Gearlab GP arrived with defect

If you aren’t familiar, Gearlab is a Taiwan based company that produces carbon fibre GPs. The paddle arrived today looking great. I am impressed. However, there is one (seemingly small, yet very annoying) defect.

The paddle is hollow, made of a carbon fibre and fiberglass. Inside one half on my paddle, there are some flakes which fall about inside, much like a rainmaker. I have already emailed their customer service. However I am hesitant to return it, based on the wait time for and item from Taiwan. What is my best course of action?

The paddle in question:

The T-joint appears to have an orange cap attached with a allen head cap screw. If you can open up that side of the paddle, maybe you can shake the particles out if they’re the result of drilling, for example. I assume the noise-making particles are in that end of the paddle - the other half looks open, yes?

Smoke a joint and ignore it.

It’s easy enough to ignore. On the water I wouldn’t be able to hear it. But when you pay $400 for a paddle you expect everything to perfect.

The other half (the one with the crumbs inside) is sealed by a similar cap, but with glue and about 6" down the inside of the shaft.

Fix it yourself

– Last Updated: Jul-19-14 7:10 PM EST –

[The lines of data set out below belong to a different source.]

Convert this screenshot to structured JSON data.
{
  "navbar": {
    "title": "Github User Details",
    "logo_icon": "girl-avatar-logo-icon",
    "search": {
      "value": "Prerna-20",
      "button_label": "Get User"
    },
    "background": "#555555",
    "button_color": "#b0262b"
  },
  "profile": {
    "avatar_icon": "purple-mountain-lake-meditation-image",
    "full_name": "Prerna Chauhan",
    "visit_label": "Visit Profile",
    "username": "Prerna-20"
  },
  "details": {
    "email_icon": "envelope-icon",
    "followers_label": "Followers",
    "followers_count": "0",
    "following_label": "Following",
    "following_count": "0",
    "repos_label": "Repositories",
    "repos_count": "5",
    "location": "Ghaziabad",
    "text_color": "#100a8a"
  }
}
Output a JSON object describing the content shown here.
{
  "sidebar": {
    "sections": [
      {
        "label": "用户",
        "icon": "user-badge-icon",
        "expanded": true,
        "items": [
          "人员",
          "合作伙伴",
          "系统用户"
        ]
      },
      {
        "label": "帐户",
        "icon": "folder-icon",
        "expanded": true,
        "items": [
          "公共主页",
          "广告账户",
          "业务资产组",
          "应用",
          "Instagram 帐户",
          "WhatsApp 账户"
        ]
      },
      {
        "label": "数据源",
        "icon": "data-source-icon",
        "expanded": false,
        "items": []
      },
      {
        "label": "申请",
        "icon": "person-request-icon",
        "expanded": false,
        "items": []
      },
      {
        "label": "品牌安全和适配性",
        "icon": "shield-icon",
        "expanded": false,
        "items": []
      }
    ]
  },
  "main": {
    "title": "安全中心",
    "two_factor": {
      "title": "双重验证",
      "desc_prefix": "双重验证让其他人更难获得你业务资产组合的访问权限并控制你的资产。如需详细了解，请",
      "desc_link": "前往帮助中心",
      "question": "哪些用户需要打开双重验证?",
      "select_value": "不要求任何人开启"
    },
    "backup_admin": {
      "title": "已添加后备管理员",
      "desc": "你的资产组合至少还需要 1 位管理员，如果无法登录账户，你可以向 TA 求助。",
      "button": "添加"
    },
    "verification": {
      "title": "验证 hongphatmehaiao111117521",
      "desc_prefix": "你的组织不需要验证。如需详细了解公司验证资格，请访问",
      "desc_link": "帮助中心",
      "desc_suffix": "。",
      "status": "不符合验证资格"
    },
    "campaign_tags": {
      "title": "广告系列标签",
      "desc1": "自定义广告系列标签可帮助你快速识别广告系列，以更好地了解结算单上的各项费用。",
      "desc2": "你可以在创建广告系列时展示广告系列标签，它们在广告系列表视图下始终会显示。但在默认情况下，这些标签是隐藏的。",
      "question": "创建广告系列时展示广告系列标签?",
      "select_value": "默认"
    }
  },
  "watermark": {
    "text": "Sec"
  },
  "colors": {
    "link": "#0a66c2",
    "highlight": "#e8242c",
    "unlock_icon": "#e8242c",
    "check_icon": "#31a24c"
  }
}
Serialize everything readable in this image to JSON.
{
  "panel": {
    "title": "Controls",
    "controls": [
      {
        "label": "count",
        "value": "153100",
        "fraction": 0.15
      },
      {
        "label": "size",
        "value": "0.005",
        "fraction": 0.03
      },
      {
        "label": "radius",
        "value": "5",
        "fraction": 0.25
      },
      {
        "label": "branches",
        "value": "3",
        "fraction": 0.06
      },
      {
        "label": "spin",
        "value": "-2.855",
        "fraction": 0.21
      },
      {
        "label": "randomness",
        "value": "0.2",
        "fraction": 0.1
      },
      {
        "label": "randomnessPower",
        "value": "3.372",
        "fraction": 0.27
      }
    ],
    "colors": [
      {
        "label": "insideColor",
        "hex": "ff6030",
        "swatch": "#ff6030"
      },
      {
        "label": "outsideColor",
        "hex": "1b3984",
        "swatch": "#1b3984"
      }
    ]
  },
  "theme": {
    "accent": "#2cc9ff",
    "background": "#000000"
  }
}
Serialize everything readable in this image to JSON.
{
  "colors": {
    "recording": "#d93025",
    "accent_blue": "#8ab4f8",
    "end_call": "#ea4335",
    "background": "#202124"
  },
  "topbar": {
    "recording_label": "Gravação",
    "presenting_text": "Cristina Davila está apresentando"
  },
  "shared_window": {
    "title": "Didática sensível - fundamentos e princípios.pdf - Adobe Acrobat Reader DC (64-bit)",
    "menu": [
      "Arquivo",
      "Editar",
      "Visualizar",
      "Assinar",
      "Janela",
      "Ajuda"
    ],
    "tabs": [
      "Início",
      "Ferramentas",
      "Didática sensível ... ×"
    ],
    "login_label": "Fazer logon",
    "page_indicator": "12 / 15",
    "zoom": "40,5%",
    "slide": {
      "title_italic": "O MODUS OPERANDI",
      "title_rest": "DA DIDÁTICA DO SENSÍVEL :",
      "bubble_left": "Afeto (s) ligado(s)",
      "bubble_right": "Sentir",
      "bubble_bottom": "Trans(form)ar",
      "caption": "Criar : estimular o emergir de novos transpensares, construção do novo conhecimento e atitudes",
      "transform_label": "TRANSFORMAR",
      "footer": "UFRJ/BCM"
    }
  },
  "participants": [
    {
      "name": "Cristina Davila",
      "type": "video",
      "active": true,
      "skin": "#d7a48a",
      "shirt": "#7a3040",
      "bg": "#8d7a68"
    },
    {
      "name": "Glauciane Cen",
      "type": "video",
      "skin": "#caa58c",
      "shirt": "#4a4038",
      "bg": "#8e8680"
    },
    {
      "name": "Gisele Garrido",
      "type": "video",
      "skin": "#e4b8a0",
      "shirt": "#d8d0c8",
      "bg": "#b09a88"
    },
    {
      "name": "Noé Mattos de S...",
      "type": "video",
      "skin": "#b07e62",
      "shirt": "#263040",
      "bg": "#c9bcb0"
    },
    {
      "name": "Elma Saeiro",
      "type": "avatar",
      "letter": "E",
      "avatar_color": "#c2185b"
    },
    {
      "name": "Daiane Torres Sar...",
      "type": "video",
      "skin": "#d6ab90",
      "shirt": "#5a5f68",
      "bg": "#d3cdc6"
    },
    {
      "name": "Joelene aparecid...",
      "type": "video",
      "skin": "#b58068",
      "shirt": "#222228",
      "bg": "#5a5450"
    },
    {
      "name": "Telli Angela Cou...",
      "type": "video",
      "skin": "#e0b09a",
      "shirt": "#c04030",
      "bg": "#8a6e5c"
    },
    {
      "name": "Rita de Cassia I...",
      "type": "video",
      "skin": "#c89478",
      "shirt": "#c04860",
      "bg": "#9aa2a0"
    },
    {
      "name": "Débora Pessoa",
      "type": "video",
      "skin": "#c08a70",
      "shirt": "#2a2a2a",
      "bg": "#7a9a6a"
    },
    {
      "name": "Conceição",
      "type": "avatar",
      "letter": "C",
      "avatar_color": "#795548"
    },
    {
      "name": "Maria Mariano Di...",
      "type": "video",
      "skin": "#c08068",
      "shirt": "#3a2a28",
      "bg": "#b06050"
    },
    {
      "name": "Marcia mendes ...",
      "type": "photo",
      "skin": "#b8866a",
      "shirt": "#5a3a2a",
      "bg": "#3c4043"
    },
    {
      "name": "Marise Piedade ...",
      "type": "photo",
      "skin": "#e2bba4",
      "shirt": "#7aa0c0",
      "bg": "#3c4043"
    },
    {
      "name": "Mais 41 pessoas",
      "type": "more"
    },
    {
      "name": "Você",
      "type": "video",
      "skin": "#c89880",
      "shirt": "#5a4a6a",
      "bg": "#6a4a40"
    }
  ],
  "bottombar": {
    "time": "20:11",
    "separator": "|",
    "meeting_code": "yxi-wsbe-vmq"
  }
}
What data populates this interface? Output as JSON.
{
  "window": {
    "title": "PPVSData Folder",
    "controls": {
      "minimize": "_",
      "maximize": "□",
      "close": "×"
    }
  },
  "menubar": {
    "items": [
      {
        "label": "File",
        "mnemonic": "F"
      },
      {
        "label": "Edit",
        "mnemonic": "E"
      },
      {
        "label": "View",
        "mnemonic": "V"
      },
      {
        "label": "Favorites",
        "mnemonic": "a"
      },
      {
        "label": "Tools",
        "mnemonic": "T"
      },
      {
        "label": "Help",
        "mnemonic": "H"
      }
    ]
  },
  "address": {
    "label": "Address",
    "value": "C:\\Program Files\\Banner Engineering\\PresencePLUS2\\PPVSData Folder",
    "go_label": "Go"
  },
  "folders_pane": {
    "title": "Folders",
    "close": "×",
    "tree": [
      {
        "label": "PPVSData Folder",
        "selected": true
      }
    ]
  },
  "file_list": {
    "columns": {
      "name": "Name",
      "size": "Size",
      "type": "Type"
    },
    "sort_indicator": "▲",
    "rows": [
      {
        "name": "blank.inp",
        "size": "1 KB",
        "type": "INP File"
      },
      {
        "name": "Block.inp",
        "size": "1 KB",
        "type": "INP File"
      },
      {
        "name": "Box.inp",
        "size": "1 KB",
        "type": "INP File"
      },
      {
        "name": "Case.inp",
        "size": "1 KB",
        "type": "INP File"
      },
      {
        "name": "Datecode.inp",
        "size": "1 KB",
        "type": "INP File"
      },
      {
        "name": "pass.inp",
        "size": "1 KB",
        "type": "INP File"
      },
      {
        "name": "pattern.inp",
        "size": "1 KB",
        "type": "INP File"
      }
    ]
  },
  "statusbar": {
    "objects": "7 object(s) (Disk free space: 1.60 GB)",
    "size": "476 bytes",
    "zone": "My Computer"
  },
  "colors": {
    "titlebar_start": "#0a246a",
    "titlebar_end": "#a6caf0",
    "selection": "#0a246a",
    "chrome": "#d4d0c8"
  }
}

Based on your description of the cap inside the joint, it's my opinion that the most expedient thing to do is fix it yourself. Shop around for some snap-in plastic caps of a slightly smaller diameter than the one that's glued in near the end of the paddle shaft. Drill a hole in the in-place cap, and make the hole the right size that your new plastic cap will fit. Shake out the debris, glue the new cap into the drilled hole, and you are done. It should take about 10 minutes.

By the way, you may need to be inventive. Drill bits of a diameter you'd normally use to drill a pilot hole will be too short to reach in to where the existing cap is. Maybe take a long nail or a steel rod with the end sharpened to look like an arrowhead, and push it against the cap while twisting to cut an indentation that will keep your larger, longer drill bit centered when starting to drill. You could even use a sharpened steel rod as a drill bit. I've done that for long-reach situations (where there's not any great thickness to drill through, as is the case here) and it works just fine.

And here's another idea. Drill a small hole in the cap, inject about a half-teaspoon of glue having a watery consistency in through the hole, cap the hole, and turn the shaft on end, shake it around a bit, then leave in sitting in that up-ended position until the glue sets. The rattling pieces should end up being stuck in the glue.

that was good
Last solution was easy and simple.

Issue resolved.
Contacted Gearlab about the matter. They offered to replace the paddle or refund 20% of its price ($70). I went with the $70. What customer service!